Last week Audiense, a leading social insights platform, released its report on How to Use Social Data to Win New Business and Retain Clients, and it includes more great takeaways than your average High Street. The ebook, which explains that data is such a big deal that 69 percent of companies will have analytical centres of excellence 18 months from now, explores how data can be used throughout client relationships, from the initial pitch to retaining and renewing the business.
Debunking every mission statement and corporate schmooze-session you’ve ever read or attended, what is very apparent is that employees are not your company’s most valuable asset—and it’s not even close. The painful truth is that, thanks to machine learning, our robot overlords are already winning.
Data has never been bigger or more important
No matter where you jump into your organization there’s data to be found. Sales? Take a look in your CRM and your sales automation tools. Social? Clicks, shares, likes. And the amount of site data that’s available through Google Analytics and AdWords is more bonkers than ferry-bound traffic—there’s simply no reason to not have data on things the you manage.
In any case, you should perform a data sources audit on your existing tools. Knowing what data you have and how they relate to each other is vital to understanding whether you can measure what you need to, and if you can make sense of it when you do. Just remember the adage that not everything that’s important can be measured, but not everything that can be measured is important.
At minimum, if you’re not using data to at least measure and optimize your campaigns, you won’t be able to show your clients whether you’ve met the success goals you laid out. But beyond this, you should be using data to build your campaigns. As Kat Scoble from Truffle Social says, “Campaign ideas backed up by audience data and insights can really start off [the relationship] on the right foot.”
Few reports and pitches are more compelling than those that include pretty graphical representations of numerical data. You can even get powerful data visualisation tools for free. While clients are still going to ask a lot of questions about your work, a good intuitive chart can cut through data and explain relationships faster than a convoluted conference call explanation. Conversely, the inability to convey data to your clients may lead them to wonder what they’re paying for.
Agencies should own the data they mine for their clients
As keepers of the client’s media, creative or other strategy, it makes sense for agencies to own the data that their tools dig up. Or at least own the tools. “Agencies are armed with all the resources to evaluate the data, determine the insights and visualize the strategy” to optimize the brand’s engagement with its customers, says Mauro Fuentes, social media director at Ogilvy PR.
A recent CMO Strategic Council Brief revealed that 72 percent of marketers will soon be on the lookout for new relationships with creative and media agencies that can better exploit data.

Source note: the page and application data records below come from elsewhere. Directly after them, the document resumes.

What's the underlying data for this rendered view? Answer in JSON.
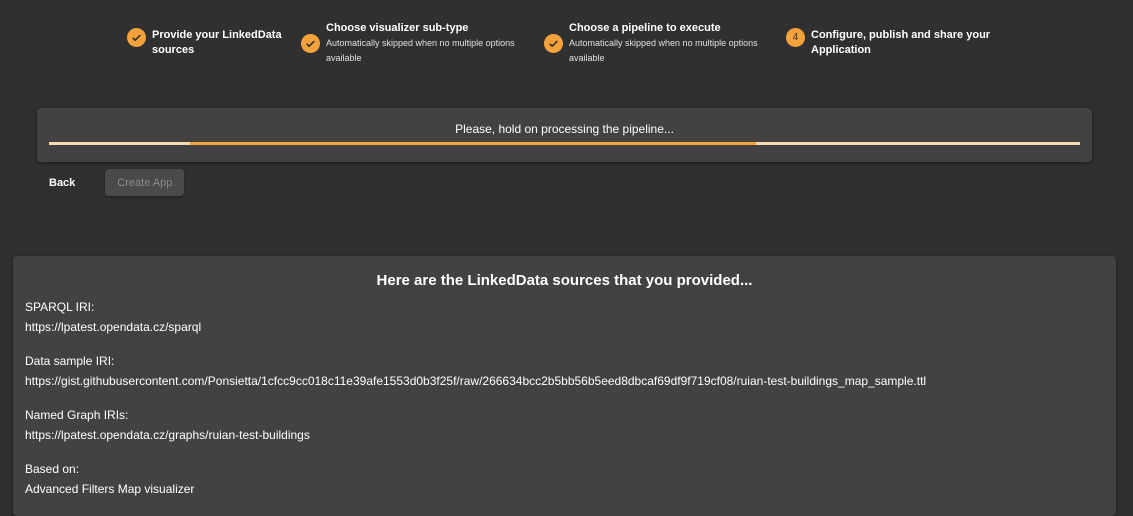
{
  "stepper": {
    "steps": [
      {
        "icon": "check-icon",
        "title_line1": "Provide your LinkedData",
        "title_line2": "sources",
        "sub_line1": "",
        "sub_line2": ""
      },
      {
        "icon": "check-icon",
        "title_line1": "Choose visualizer sub-type",
        "title_line2": "",
        "sub_line1": "Automatically skipped when no multiple options",
        "sub_line2": "available"
      },
      {
        "icon": "check-icon",
        "title_line1": "Choose a pipeline to execute",
        "title_line2": "",
        "sub_line1": "Automatically skipped when no multiple options",
        "sub_line2": "available"
      },
      {
        "icon": "step-number",
        "number": "4",
        "title_line1": "Configure, publish and share your",
        "title_line2": "Application",
        "sub_line1": "",
        "sub_line2": ""
      }
    ]
  },
  "progress": {
    "label": "Please, hold on processing the pipeline...",
    "indeterminate": true,
    "bar_start": 0.137,
    "bar_end": 0.686
  },
  "actions": {
    "back_label": "Back",
    "create_label": "Create App",
    "create_disabled": true
  },
  "sources": {
    "title": "Here are the LinkedData sources that you provided...",
    "fields": [
      {
        "label": "SPARQL IRI:",
        "value": "https://lpatest.opendata.cz/sparql"
      },
      {
        "label": "Data sample IRI:",
        "value": "https://gist.githubusercontent.com/Ponsietta/1cfcc9cc018c11e39afe1553d0b3f25f/raw/266634bcc2b5bb56b5eed8dbcaf69df9f719cf08/ruian-test-buildings_map_sample.ttl"
      },
      {
        "label": "Named Graph IRIs:",
        "value": "https://lpatest.opendata.cz/graphs/ruian-test-buildings"
      },
      {
        "label": "Based on:",
        "value": "Advanced Filters Map visualizer"
      }
    ]
  },
  "colors": {
    "accent": "#f4a33c",
    "background": "#303030",
    "card": "#424242",
    "track": "#f9d9b0"
  }
}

That’s a lot of new business out there to be won by the data-savvy agency.
But more than simply needing data to use as a sword to hack through campaigns, agencies should own the data as a shield against losing clients. It might feel like a devious move, but providing the client with insights, without giving up ownership of the raw data or the platform that mined it, can add a layer of difficulty to the client leaving (remember than more than 7/10 relationships are about to be up for grabs).

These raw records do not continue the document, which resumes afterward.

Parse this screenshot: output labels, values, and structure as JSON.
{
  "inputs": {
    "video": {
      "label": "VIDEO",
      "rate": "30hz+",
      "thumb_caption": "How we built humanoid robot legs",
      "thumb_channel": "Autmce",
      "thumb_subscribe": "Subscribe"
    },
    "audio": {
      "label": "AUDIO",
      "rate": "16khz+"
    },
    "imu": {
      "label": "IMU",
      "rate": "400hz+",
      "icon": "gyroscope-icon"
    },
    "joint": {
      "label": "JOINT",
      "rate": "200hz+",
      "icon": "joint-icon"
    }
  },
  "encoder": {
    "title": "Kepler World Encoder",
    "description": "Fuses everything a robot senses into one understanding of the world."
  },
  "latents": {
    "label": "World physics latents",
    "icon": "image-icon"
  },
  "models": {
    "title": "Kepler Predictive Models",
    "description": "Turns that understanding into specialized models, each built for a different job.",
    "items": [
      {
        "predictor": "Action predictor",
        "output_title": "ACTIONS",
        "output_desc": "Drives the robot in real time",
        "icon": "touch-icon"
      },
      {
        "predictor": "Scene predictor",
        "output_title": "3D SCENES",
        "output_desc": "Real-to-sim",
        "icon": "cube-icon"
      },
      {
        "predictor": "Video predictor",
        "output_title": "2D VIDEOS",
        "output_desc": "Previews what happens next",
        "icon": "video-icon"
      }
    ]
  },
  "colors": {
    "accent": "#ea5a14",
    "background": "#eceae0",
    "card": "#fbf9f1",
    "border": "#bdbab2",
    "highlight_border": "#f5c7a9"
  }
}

Personas aren’t as valuable as understanding the data you already have about your audience
Your company probably has buyer personas. It probably has bad ones. Most personas are bad. Or worse.
Put your hand up when this sounds familiar: Heather is a 35-year old human resources manager. She earns £35,000 a year. She has been married for 10 years and when she’s not at work likes to spend time with her husband, Mark, and their two boys, aged 4 and 6. She often finds herself getting irritable with her colleagues because she works long hours and feels like she never has enough hours in the day.

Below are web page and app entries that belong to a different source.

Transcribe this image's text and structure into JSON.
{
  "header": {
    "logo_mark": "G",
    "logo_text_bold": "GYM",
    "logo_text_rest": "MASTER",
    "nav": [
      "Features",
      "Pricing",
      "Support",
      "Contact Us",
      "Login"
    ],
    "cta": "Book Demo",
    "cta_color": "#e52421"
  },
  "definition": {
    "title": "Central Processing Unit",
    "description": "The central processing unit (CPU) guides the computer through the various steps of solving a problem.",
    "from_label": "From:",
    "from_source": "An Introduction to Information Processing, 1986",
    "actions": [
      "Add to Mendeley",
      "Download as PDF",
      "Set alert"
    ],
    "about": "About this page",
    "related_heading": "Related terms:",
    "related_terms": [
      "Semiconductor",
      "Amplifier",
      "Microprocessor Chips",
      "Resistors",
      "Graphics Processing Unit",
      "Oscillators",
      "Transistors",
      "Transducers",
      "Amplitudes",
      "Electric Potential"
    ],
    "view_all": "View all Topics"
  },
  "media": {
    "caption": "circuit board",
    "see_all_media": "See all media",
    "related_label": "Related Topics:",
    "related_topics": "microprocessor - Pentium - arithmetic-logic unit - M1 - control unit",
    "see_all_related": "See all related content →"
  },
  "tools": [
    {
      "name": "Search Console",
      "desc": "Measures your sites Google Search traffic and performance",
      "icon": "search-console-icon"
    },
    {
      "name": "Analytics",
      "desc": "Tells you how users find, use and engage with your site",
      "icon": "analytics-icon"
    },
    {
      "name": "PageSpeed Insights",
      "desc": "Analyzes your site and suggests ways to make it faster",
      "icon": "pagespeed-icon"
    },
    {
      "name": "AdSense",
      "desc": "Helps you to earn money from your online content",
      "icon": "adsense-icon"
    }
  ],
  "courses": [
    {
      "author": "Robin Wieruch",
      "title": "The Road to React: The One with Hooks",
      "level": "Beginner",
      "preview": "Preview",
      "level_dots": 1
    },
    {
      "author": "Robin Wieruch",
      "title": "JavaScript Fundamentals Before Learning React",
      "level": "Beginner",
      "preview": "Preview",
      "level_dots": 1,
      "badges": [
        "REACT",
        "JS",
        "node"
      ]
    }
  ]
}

The problem with personas like that—and there are a lot of personas that look like that—is that they’re just not very useful. And why? Because they’re a nice story, but not based on data. As Audiense’s CEO Javier Buron says, they don’t answer important questions like: “What drives response? What publications are they interested in? What TV shows do they watch? What crossovers are there with other brands?” In short, what empirical data do we have about Heather and people like her that we can use to get them engaged and activated?
Analyse your current and past customer base. What were the roles of the decision makers? Who controlled the purse strings? What were their demographic profiles? Who did they report to? What was their function? And when you have that data, STOP. Because the next thing you want to do is start making “educated” guesses about the rest of their lives, and it’s the wrong thing to do.
There are tools and services out there that can get insights into who your customer base is, Audiense, for example, but you can also feed it directly into Facebook Business Manager’s custom audience function and find out more about what drives your audience that way. You don’t have to make assumptions, mostly because assumptions are limited by the experience and biases of the person making them. As a result they tend to be more stereotypes than archetypes.
Employees aren’t a company’s most valuable resource. But neither is data. Employees who can mine, analyse and visualize data, who can harness the power of machine learning are the new corporate crown jewels.